=== INPUT RECORDS ===

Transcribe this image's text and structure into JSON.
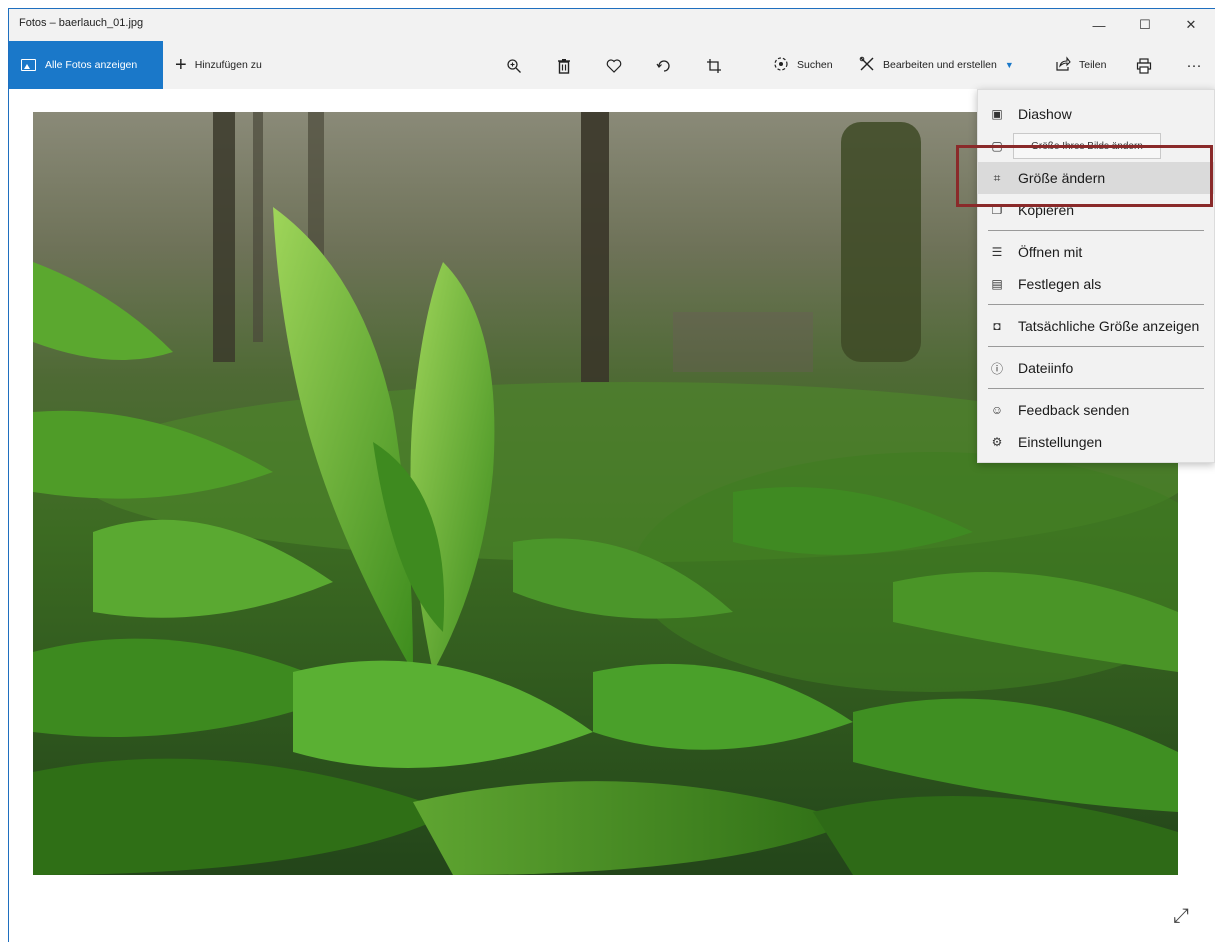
{
  "window": {
    "title": "Fotos – baerlauch_01.jpg",
    "minimize_glyph": "—",
    "maximize_glyph": "☐",
    "close_glyph": "✕"
  },
  "toolbar": {
    "all_photos_label": "Alle Fotos anzeigen",
    "add_to_label": "Hinzufügen zu",
    "search_label": "Suchen",
    "edit_create_label": "Bearbeiten und erstellen",
    "share_label": "Teilen",
    "more_glyph": "···",
    "icons": [
      "zoom-icon",
      "delete-icon",
      "favorite-icon",
      "rotate-icon",
      "crop-icon",
      "search-icon",
      "edit-icon",
      "share-icon",
      "print-icon",
      "more-icon"
    ],
    "accent_color": "#1a78c9"
  },
  "menu": {
    "items": [
      {
        "label": "Diashow",
        "icon": "slideshow-icon"
      },
      {
        "label": "Größe Ihres Bilds ändern",
        "icon": "resize-icon"
      },
      {
        "label": "Größe ändern",
        "icon": "resize-icon"
      },
      {
        "label": "Kopieren",
        "icon": "copy-icon"
      },
      {
        "label": "Öffnen mit",
        "icon": "open-with-icon"
      },
      {
        "label": "Festlegen als",
        "icon": "set-as-icon"
      },
      {
        "label": "Tatsächliche Größe anzeigen",
        "icon": "actual-size-icon"
      },
      {
        "label": "Dateiinfo",
        "icon": "info-icon"
      },
      {
        "label": "Feedback senden",
        "icon": "feedback-icon"
      },
      {
        "label": "Einstellungen",
        "icon": "settings-icon"
      }
    ],
    "tooltip": "Größe Ihres Bilds ändern",
    "highlight_color": "#8a2a2a"
  }
}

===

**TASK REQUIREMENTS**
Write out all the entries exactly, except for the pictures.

**WRITTEN REPLY**
Transcribe this image's text and structure into JSON.
{
  "window": {
    "title": "Fotos – baerlauch_01.jpg",
    "minimize_glyph": "—",
    "maximize_glyph": "☐",
    "close_glyph": "✕"
  },
  "toolbar": {
    "all_photos_label": "Alle Fotos anzeigen",
    "add_to_label": "Hinzufügen zu",
    "search_label": "Suchen",
    "edit_create_label": "Bearbeiten und erstellen",
    "share_label": "Teilen",
    "more_glyph": "···",
    "icons": [
      "zoom-icon",
      "delete-icon",
      "favorite-icon",
      "rotate-icon",
      "crop-icon",
      "search-icon",
      "edit-icon",
      "share-icon",
      "print-icon",
      "more-icon"
    ],
    "accent_color": "#1a78c9"
  },
  "menu": {
    "items": [
      {
        "label": "Diashow",
        "icon": "slideshow-icon"
      },
      {
        "label": "Größe Ihres Bilds ändern",
        "icon": "resize-icon"
      },
      {
        "label": "Größe ändern",
        "icon": "resize-icon"
      },
      {
        "label": "Kopieren",
        "icon": "copy-icon"
      },
      {
        "label": "Öffnen mit",
        "icon": "open-with-icon"
      },
      {
        "label": "Festlegen als",
        "icon": "set-as-icon"
      },
      {
        "label": "Tatsächliche Größe anzeigen",
        "icon": "actual-size-icon"
      },
      {
        "label": "Dateiinfo",
        "icon": "info-icon"
      },
      {
        "label": "Feedback senden",
        "icon": "feedback-icon"
      },
      {
        "label": "Einstellungen",
        "icon": "settings-icon"
      }
    ],
    "tooltip": "Größe Ihres Bilds ändern",
    "highlight_color": "#8a2a2a"
  }
}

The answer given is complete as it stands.